MADISON, Wis. — Researchers with the Wisconsin Geological and Natural History Survey (WGNHS) have created a tool with the potential of making things easier for regulators and farmers to prevent it. 

“Can we map the thick soils and then know that there's less risk of groundwater becoming contaminated,” said David Hart, a hydrogeologist and geophysicist with WGNHS. 

Hart and colleague geologist Grace Grant developed a way to use an infrared camera on a drone to measure soil depths from the sky. Warmer temperatures on the camera means more space between the surface and the bedrock under the soil.

“That's probably because the thicker soil is more insulating than a thinner soil, just like if you were covered up with a lot of blankets you're not losing your body heat,” Grant said.

Infrared photo of a landscape showing soil depths. Photo courtesy: Grace Grant

The normal method is sticking a metal stake into the ground and checking soil depths one point at a time. Which depending on the size of the field can take a hundred or more points.
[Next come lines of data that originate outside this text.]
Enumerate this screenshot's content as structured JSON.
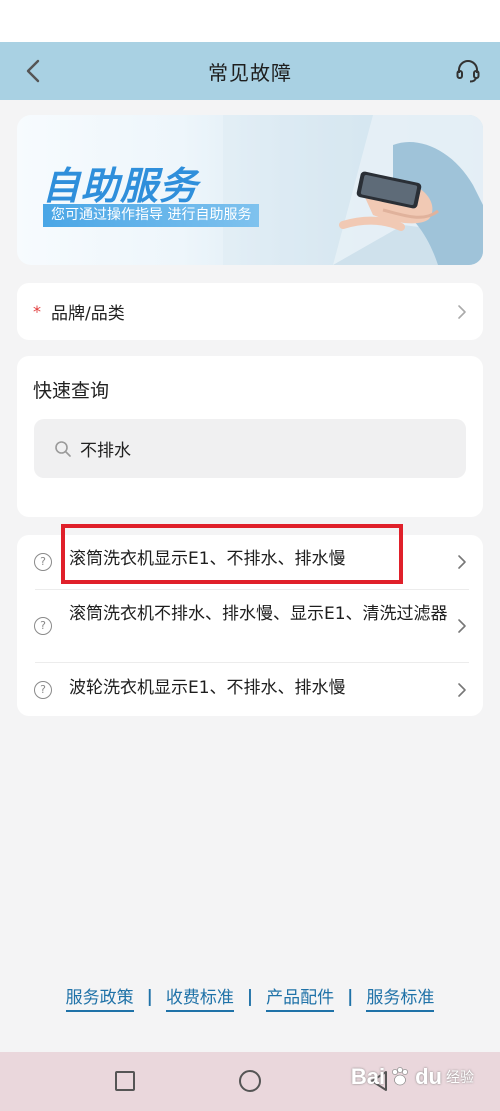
{
  "header": {
    "title": "常见故障",
    "back_icon": "chevron-left-icon",
    "service_icon": "headset-icon"
  },
  "banner": {
    "title": "自助服务",
    "subtitle": "您可通过操作指导  进行自助服务"
  },
  "brand_row": {
    "required_mark": "*",
    "label": "品牌/品类"
  },
  "quick_query": {
    "title": "快速查询",
    "search_value": "不排水"
  },
  "results": [
    {
      "icon": "?",
      "text": "滚筒洗衣机显示E1、不排水、排水慢"
    },
    {
      "icon": "?",
      "text": "滚筒洗衣机不排水、排水慢、显示E1、清洗过滤器"
    },
    {
      "icon": "?",
      "text": "波轮洗衣机显示E1、不排水、排水慢"
    }
  ],
  "footer": {
    "links": [
      "服务政策",
      "收费标准",
      "产品配件",
      "服务标准"
    ],
    "separator": "|"
  },
  "watermark": {
    "brand": "Bai",
    "brand2": "du",
    "sub": "经验"
  },
  "colors": {
    "nav_bar": "#a9d1e3",
    "banner_accent": "#2f8fdb",
    "link": "#1f72a8",
    "highlight": "#e0202a",
    "required": "#e23b3b"
  }
}
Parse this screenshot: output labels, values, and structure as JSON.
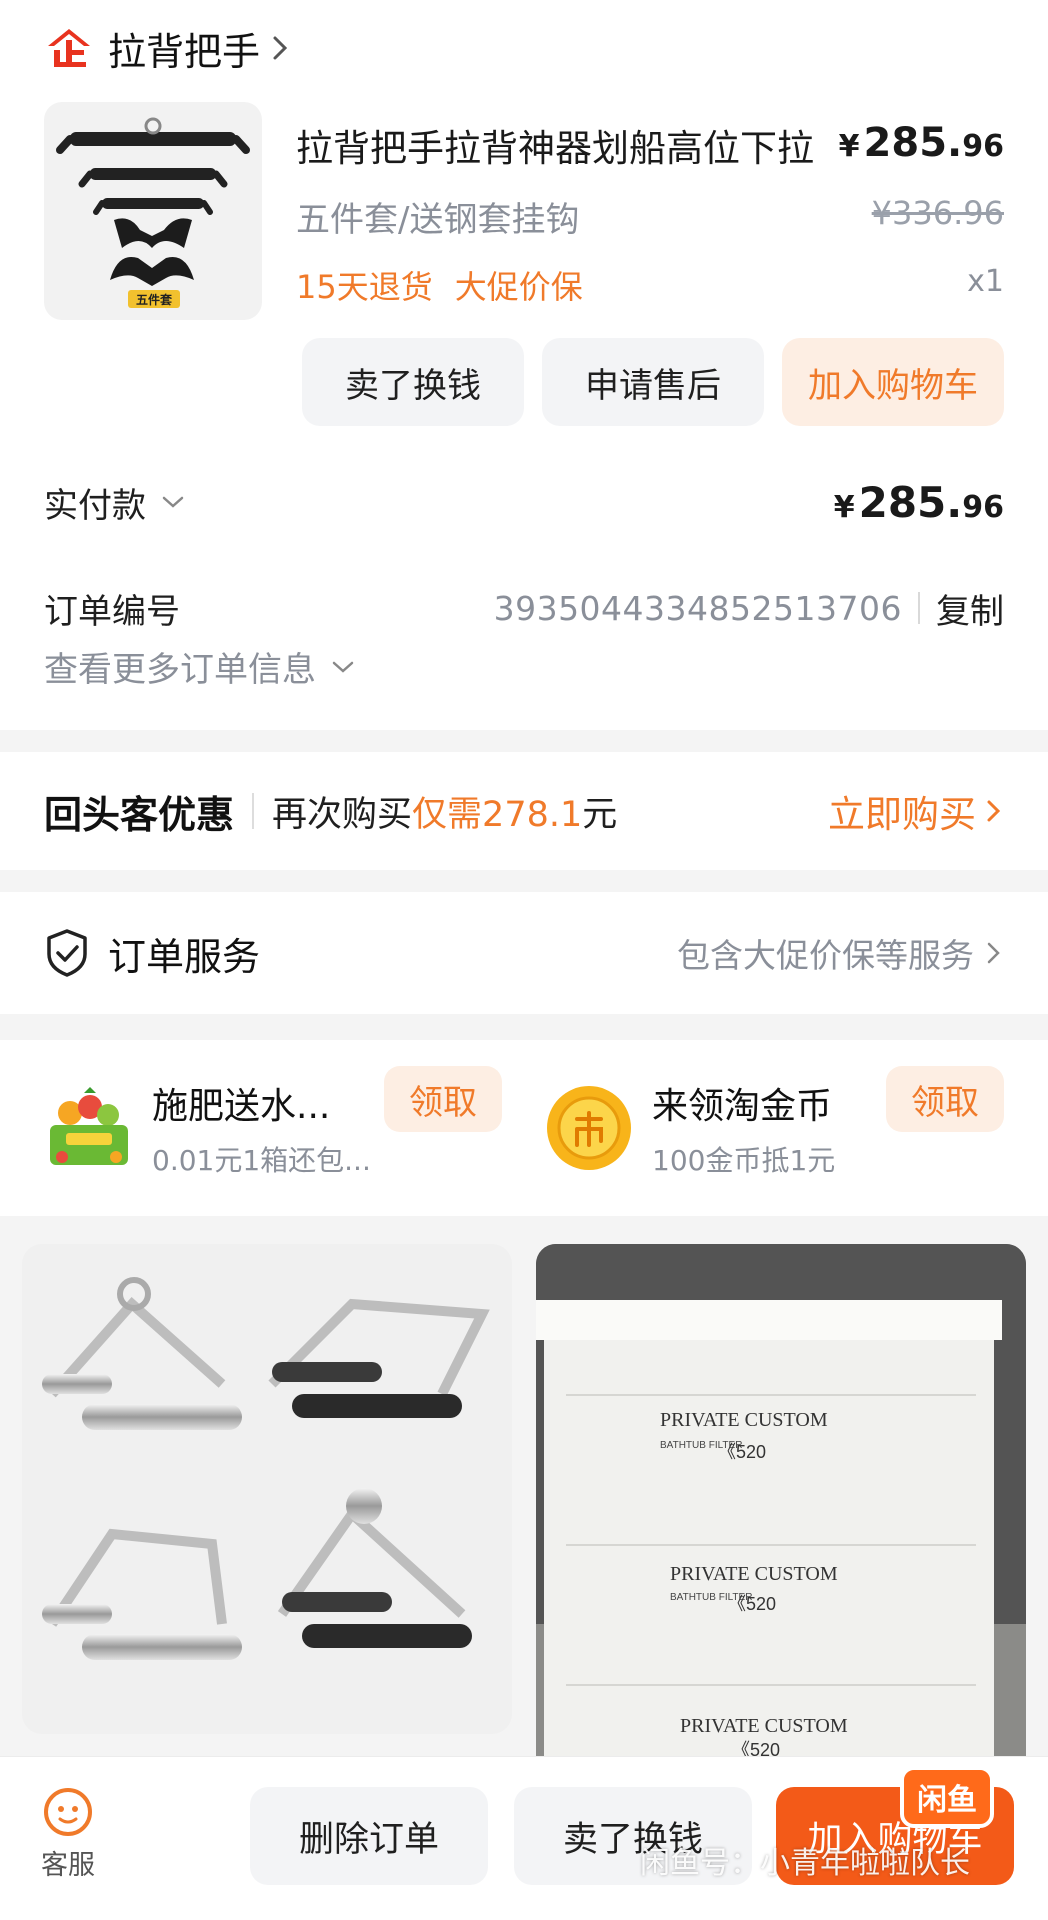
{
  "shop": {
    "name": "拉背把手"
  },
  "product": {
    "title": "拉背把手拉背神器划船高位下拉",
    "price_currency": "¥",
    "price_int": "285.",
    "price_dec": "96",
    "sku": "五件套/送钢套挂钩",
    "original_price": "¥336.96",
    "tags": [
      "15天退货",
      "大促价保"
    ],
    "quantity": "x1",
    "thumb_badge": "五件套"
  },
  "actions": {
    "sell": "卖了换钱",
    "after_sale": "申请售后",
    "add_cart": "加入购物车"
  },
  "payment": {
    "label": "实付款",
    "currency": "¥",
    "amount_int": "285.",
    "amount_dec": "96"
  },
  "order": {
    "label": "订单编号",
    "number": "3935044334852513706",
    "copy": "复制",
    "more": "查看更多订单信息"
  },
  "return_customer": {
    "title": "回头客优惠",
    "text_before": "再次购买",
    "highlight_prefix": "仅需",
    "amount": "278.1",
    "unit": "元",
    "buy": "立即购买"
  },
  "service": {
    "title": "订单服务",
    "summary": "包含大促价保等服务"
  },
  "promos": [
    {
      "title": "施肥送水...",
      "subtitle": "0.01元1箱还包...",
      "button": "领取"
    },
    {
      "title": "来领淘金币",
      "subtitle": "100金币抵1元",
      "button": "领取"
    }
  ],
  "feed": [
    {
      "text": []
    },
    {
      "text": [
        "PRIVATE CUSTOM",
        "BATHTUB FILTER",
        "《520"
      ]
    }
  ],
  "bottom": {
    "customer_service": "客服",
    "delete": "删除订单",
    "sell": "卖了换钱",
    "add_cart": "加入购物车"
  },
  "watermark": {
    "logo": "闲鱼",
    "text": "闲鱼号：小青年啦啦队长"
  },
  "colors": {
    "accent": "#f07a2a",
    "primary_button": "#f35a18",
    "muted": "#8a8f99",
    "light_accent_bg": "#fdeee3"
  }
}
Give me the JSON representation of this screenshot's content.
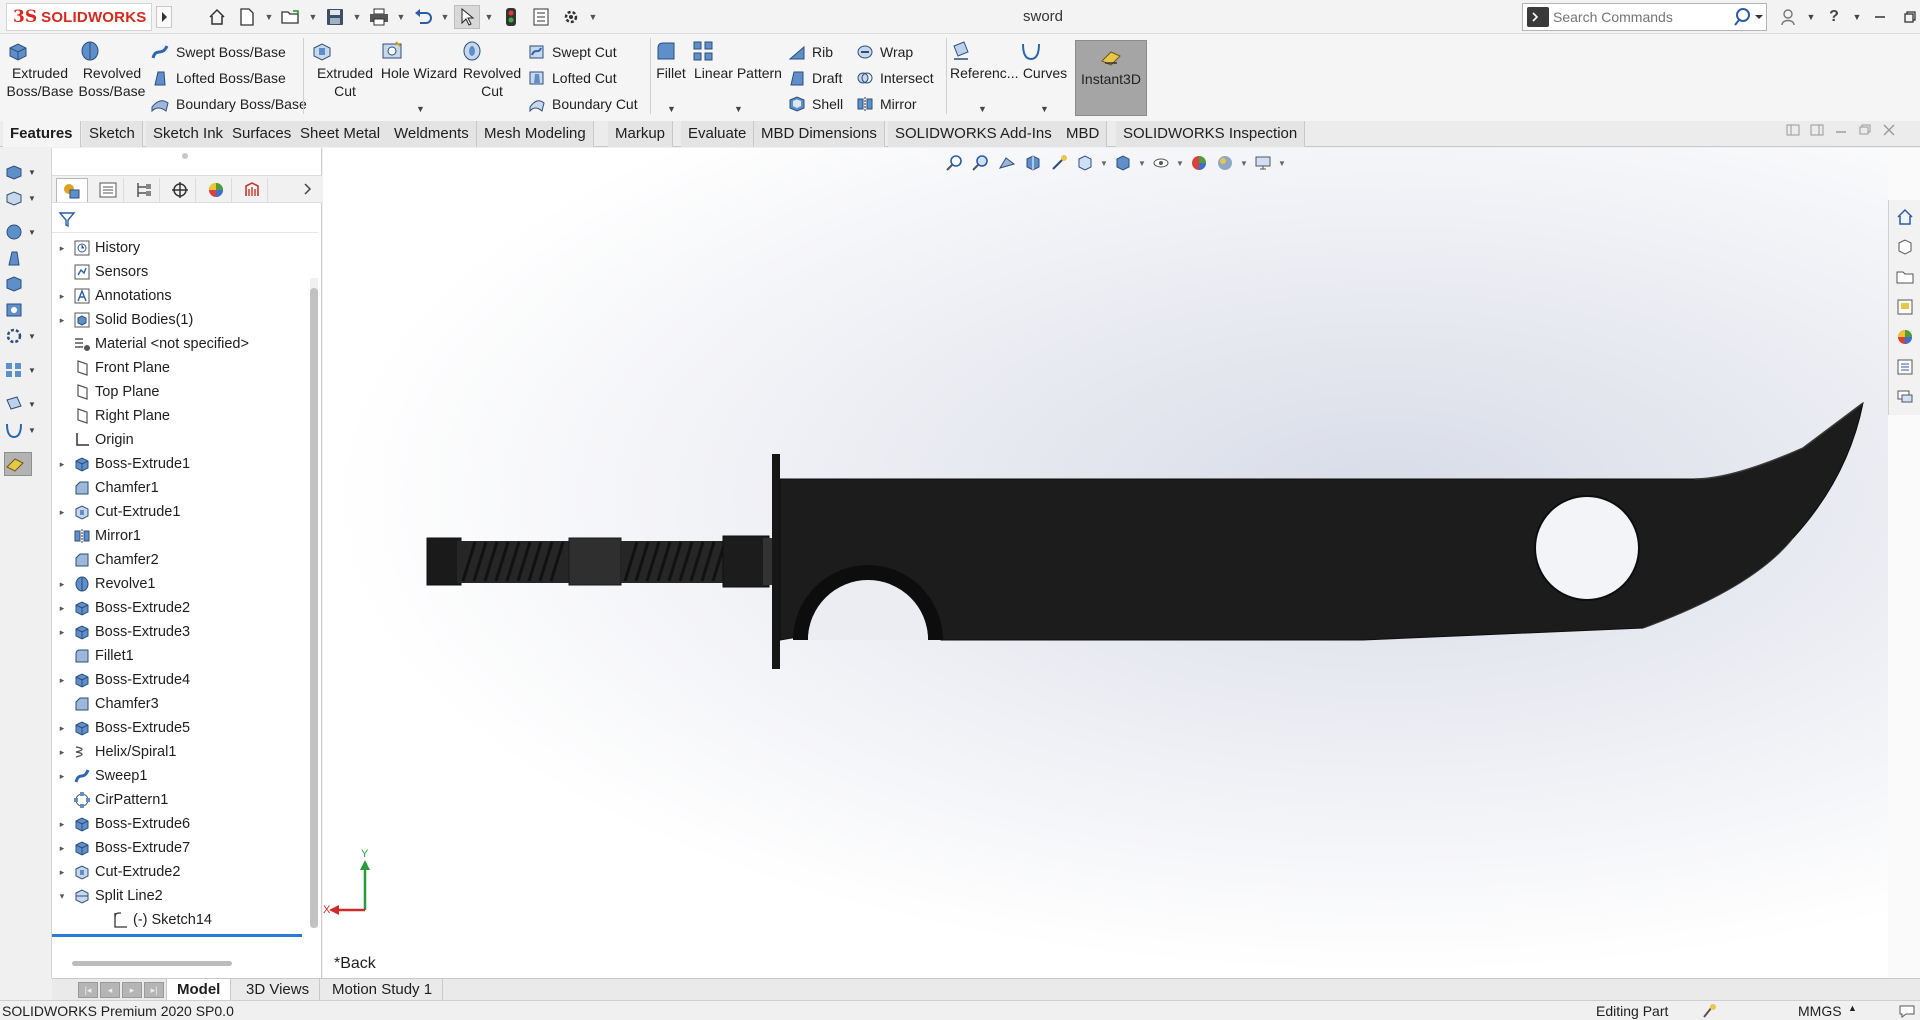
{
  "app": {
    "logo_ds": "3S",
    "logo_text": "SOLIDWORKS",
    "document_title": "sword"
  },
  "search": {
    "placeholder": "Search Commands"
  },
  "ribbon": {
    "extruded_boss": "Extruded Boss/Base",
    "revolved_boss": "Revolved Boss/Base",
    "swept_boss": "Swept Boss/Base",
    "lofted_boss": "Lofted Boss/Base",
    "boundary_boss": "Boundary Boss/Base",
    "extruded_cut": "Extruded Cut",
    "hole_wizard": "Hole Wizard",
    "revolved_cut": "Revolved Cut",
    "swept_cut": "Swept Cut",
    "lofted_cut": "Lofted Cut",
    "boundary_cut": "Boundary Cut",
    "fillet": "Fillet",
    "linear_pattern": "Linear Pattern",
    "rib": "Rib",
    "draft": "Draft",
    "shell": "Shell",
    "wrap": "Wrap",
    "intersect": "Intersect",
    "mirror": "Mirror",
    "reference": "Referenc...",
    "curves": "Curves",
    "instant3d": "Instant3D"
  },
  "tabs": [
    "Features",
    "Sketch",
    "Sketch Ink",
    "Surfaces",
    "Sheet Metal",
    "Weldments",
    "Mesh Modeling",
    "Markup",
    "Evaluate",
    "MBD Dimensions",
    "SOLIDWORKS Add-Ins",
    "MBD",
    "SOLIDWORKS Inspection"
  ],
  "tree": [
    {
      "label": "History",
      "icon": "history-icon",
      "expandable": true
    },
    {
      "label": "Sensors",
      "icon": "sensor-icon",
      "expandable": false
    },
    {
      "label": "Annotations",
      "icon": "annotation-icon",
      "expandable": true
    },
    {
      "label": "Solid Bodies(1)",
      "icon": "solid-bodies-icon",
      "expandable": true
    },
    {
      "label": "Material <not specified>",
      "icon": "material-icon",
      "expandable": false
    },
    {
      "label": "Front Plane",
      "icon": "plane-icon",
      "expandable": false
    },
    {
      "label": "Top Plane",
      "icon": "plane-icon",
      "expandable": false
    },
    {
      "label": "Right Plane",
      "icon": "plane-icon",
      "expandable": false
    },
    {
      "label": "Origin",
      "icon": "origin-icon",
      "expandable": false
    },
    {
      "label": "Boss-Extrude1",
      "icon": "boss-extrude-icon",
      "expandable": true
    },
    {
      "label": "Chamfer1",
      "icon": "chamfer-icon",
      "expandable": false
    },
    {
      "label": "Cut-Extrude1",
      "icon": "cut-extrude-icon",
      "expandable": true
    },
    {
      "label": "Mirror1",
      "icon": "mirror-icon",
      "expandable": false
    },
    {
      "label": "Chamfer2",
      "icon": "chamfer-icon",
      "expandable": false
    },
    {
      "label": "Revolve1",
      "icon": "revolve-icon",
      "expandable": true
    },
    {
      "label": "Boss-Extrude2",
      "icon": "boss-extrude-icon",
      "expandable": true
    },
    {
      "label": "Boss-Extrude3",
      "icon": "boss-extrude-icon",
      "expandable": true
    },
    {
      "label": "Fillet1",
      "icon": "fillet-icon",
      "expandable": false
    },
    {
      "label": "Boss-Extrude4",
      "icon": "boss-extrude-icon",
      "expandable": true
    },
    {
      "label": "Chamfer3",
      "icon": "chamfer-icon",
      "expandable": false
    },
    {
      "label": "Boss-Extrude5",
      "icon": "boss-extrude-icon",
      "expandable": true
    },
    {
      "label": "Helix/Spiral1",
      "icon": "helix-icon",
      "expandable": true
    },
    {
      "label": "Sweep1",
      "icon": "sweep-icon",
      "expandable": true
    },
    {
      "label": "CirPattern1",
      "icon": "circular-pattern-icon",
      "expandable": false
    },
    {
      "label": "Boss-Extrude6",
      "icon": "boss-extrude-icon",
      "expandable": true
    },
    {
      "label": "Boss-Extrude7",
      "icon": "boss-extrude-icon",
      "expandable": true
    },
    {
      "label": "Cut-Extrude2",
      "icon": "cut-extrude-icon",
      "expandable": true
    },
    {
      "label": "Split Line2",
      "icon": "split-line-icon",
      "expandable": true,
      "expanded": true
    },
    {
      "label": "(-) Sketch14",
      "icon": "sketch-icon",
      "expandable": false,
      "child": true
    }
  ],
  "viewport": {
    "view_name": "*Back",
    "triad_y": "Y",
    "triad_x": "X"
  },
  "bottom_tabs": [
    "Model",
    "3D Views",
    "Motion Study 1"
  ],
  "status": {
    "version": "SOLIDWORKS Premium 2020 SP0.0",
    "mode": "Editing Part",
    "units": "MMGS"
  },
  "colors": {
    "accent": "#d7281d",
    "selection": "#2a7ad5",
    "model": "#1c1c1c"
  }
}
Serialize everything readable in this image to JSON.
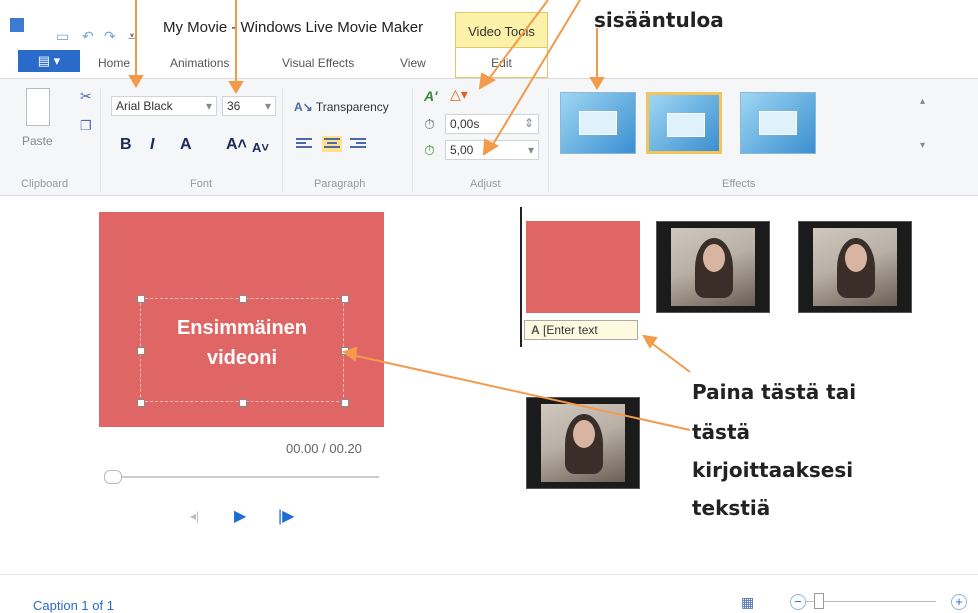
{
  "window": {
    "title": "My Movie - Windows Live Movie Maker"
  },
  "contextual_tab": {
    "group": "Video Tools",
    "tab": "Edit"
  },
  "tabs": [
    "Home",
    "Animations",
    "Visual Effects",
    "View"
  ],
  "ribbon": {
    "clipboard": {
      "paste_label": "Paste",
      "group_label": "Clipboard"
    },
    "font": {
      "family": "Arial Black",
      "size": "36",
      "group_label": "Font",
      "bold": "B",
      "italic": "I",
      "color": "A",
      "grow": "A˄",
      "shrink": "A˅"
    },
    "paragraph": {
      "transparency": "Transparency",
      "group_label": "Paragraph"
    },
    "adjust": {
      "start_time": "0,00s",
      "duration": "5,00",
      "group_label": "Adjust"
    },
    "effects": {
      "group_label": "Effects"
    }
  },
  "preview": {
    "caption_line1": "Ensimmäinen",
    "caption_line2": "videoni",
    "time": "00.00 / 00.20"
  },
  "storyboard": {
    "enter_text": "[Enter text"
  },
  "annotations": {
    "top_right": "sisääntuloa",
    "callout_1": "Paina tästä tai",
    "callout_2": "tästä",
    "callout_3": "kirjoittaaksesi",
    "callout_4": "tekstiä"
  },
  "status": {
    "caption": "Caption 1 of 1"
  },
  "colors": {
    "accent": "#2a6bc9",
    "arrow": "#f39a4b",
    "title_bg": "#e06666",
    "contextual": "#fbf1a8"
  }
}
“You can see variation over a bigger space,” Grant said. “So if the method works you can map an area a lot faster.”

This is particularly important along the eastern part of Wisconsin. Sirulian bedrock runs along the eastern border of Wisconsin and is susceptible to water contamination if fertilizer or manure on farms seeps through shallow soil. 

“So we wanted a method to see if we could map fields quickly and relatively inexpensively,” Hart said.

The Wisconsin Department of Natural Resources has recently released rules detailing what type of nutrient spreading farms can do over sirulian bedrock. Shallower soil depths driving how farmers approach fertilizer and manure on their fields. 

“That's our main focus here is what tools can we provide that others can use,” Hart said.

The Department of Agriculture, Trade and Consumer protection is in the process of creating technical standards and verification of depth rules based off the DNR guidelines for soil depth, a process that could still take more than a year to incorporate into ATCP 50. Farmers still need to follow the DNR rules as part of their nutrient management plan. For CAFOs the DNR rule will be incorporated into existing permits. 

Regulators say having this tool could make this process much more affordable and accurate.

“Accurate, cost-effective depth to bedrock maps, so that farmers and landowners do not need to take on that cost of verifying their depth to bedrock of their land, would be much more cost efficient and obviously would take some cost away from that individual land owner,” said Rachel Rushmann, producer-led program manager with DATCP.

So far scientists have confirmed this method works, now it's up to regulators and agriculture stakeholders to start using it.

“I hope we have cleaner groundwater and I hope we have not taken land out of production that can and should be farmed,” Hart said. “I hope we've struck a good balance.”